Work instruction:
Would you retype every line below without changing anything?

Data section:
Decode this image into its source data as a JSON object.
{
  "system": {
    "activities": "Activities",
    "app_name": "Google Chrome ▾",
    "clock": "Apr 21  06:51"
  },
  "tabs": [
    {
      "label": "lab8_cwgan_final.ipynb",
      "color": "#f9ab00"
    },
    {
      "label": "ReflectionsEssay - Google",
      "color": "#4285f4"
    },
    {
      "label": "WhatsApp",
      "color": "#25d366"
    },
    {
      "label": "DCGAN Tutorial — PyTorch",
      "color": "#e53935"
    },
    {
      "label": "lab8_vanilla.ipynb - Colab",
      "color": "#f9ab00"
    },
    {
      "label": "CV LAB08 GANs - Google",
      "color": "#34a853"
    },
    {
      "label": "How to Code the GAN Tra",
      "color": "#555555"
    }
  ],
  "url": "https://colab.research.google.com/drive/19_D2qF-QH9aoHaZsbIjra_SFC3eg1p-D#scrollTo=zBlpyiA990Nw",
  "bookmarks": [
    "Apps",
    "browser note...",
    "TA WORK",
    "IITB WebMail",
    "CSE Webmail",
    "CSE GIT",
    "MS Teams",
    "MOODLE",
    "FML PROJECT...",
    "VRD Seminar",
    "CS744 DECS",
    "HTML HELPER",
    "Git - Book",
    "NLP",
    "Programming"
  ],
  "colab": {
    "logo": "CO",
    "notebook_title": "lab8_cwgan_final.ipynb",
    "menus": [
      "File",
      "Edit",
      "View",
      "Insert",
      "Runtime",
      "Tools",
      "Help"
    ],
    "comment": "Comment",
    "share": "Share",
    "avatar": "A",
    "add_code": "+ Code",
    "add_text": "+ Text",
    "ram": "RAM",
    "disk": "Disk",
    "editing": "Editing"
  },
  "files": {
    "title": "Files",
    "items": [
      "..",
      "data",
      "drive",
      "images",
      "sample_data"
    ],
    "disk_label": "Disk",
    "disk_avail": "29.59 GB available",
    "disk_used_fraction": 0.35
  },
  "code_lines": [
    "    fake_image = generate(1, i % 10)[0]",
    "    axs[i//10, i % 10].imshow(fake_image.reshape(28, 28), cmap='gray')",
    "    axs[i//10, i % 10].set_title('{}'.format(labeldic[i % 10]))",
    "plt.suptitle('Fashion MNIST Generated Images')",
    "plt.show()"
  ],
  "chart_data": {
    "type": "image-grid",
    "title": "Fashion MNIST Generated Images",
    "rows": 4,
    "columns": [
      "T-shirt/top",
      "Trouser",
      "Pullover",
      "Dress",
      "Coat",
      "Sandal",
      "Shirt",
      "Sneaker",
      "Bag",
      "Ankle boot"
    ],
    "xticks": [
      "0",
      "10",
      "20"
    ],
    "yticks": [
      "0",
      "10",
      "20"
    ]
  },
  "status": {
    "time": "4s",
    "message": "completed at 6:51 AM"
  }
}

Response:
Decode this image into its source data as a JSON object.
{
  "system": {
    "activities": "Activities",
    "app_name": "Google Chrome ▾",
    "clock": "Apr 21  06:51"
  },
  "tabs": [
    {
      "label": "lab8_cwgan_final.ipynb",
      "color": "#f9ab00"
    },
    {
      "label": "ReflectionsEssay - Google",
      "color": "#4285f4"
    },
    {
      "label": "WhatsApp",
      "color": "#25d366"
    },
    {
      "label": "DCGAN Tutorial — PyTorch",
      "color": "#e53935"
    },
    {
      "label": "lab8_vanilla.ipynb - Colab",
      "color": "#f9ab00"
    },
    {
      "label": "CV LAB08 GANs - Google",
      "color": "#34a853"
    },
    {
      "label": "How to Code the GAN Tra",
      "color": "#555555"
    }
  ],
  "url": "https://colab.research.google.com/drive/19_D2qF-QH9aoHaZsbIjra_SFC3eg1p-D#scrollTo=zBlpyiA990Nw",
  "bookmarks": [
    "Apps",
    "browser note...",
    "TA WORK",
    "IITB WebMail",
    "CSE Webmail",
    "CSE GIT",
    "MS Teams",
    "MOODLE",
    "FML PROJECT...",
    "VRD Seminar",
    "CS744 DECS",
    "HTML HELPER",
    "Git - Book",
    "NLP",
    "Programming"
  ],
  "colab": {
    "logo": "CO",
    "notebook_title": "lab8_cwgan_final.ipynb",
    "menus": [
      "File",
      "Edit",
      "View",
      "Insert",
      "Runtime",
      "Tools",
      "Help"
    ],
    "comment": "Comment",
    "share": "Share",
    "avatar": "A",
    "add_code": "+ Code",
    "add_text": "+ Text",
    "ram": "RAM",
    "disk": "Disk",
    "editing": "Editing"
  },
  "files": {
    "title": "Files",
    "items": [
      "..",
      "data",
      "drive",
      "images",
      "sample_data"
    ],
    "disk_label": "Disk",
    "disk_avail": "29.59 GB available",
    "disk_used_fraction": 0.35
  },
  "code_lines": [
    "    fake_image = generate(1, i % 10)[0]",
    "    axs[i//10, i % 10].imshow(fake_image.reshape(28, 28), cmap='gray')",
    "    axs[i//10, i % 10].set_title('{}'.format(labeldic[i % 10]))",
    "plt.suptitle('Fashion MNIST Generated Images')",
    "plt.show()"
  ],
  "chart_data": {
    "type": "image-grid",
    "title": "Fashion MNIST Generated Images",
    "rows": 4,
    "columns": [
      "T-shirt/top",
      "Trouser",
      "Pullover",
      "Dress",
      "Coat",
      "Sandal",
      "Shirt",
      "Sneaker",
      "Bag",
      "Ankle boot"
    ],
    "xticks": [
      "0",
      "10",
      "20"
    ],
    "yticks": [
      "0",
      "10",
      "20"
    ]
  },
  "status": {
    "time": "4s",
    "message": "completed at 6:51 AM"
  }
}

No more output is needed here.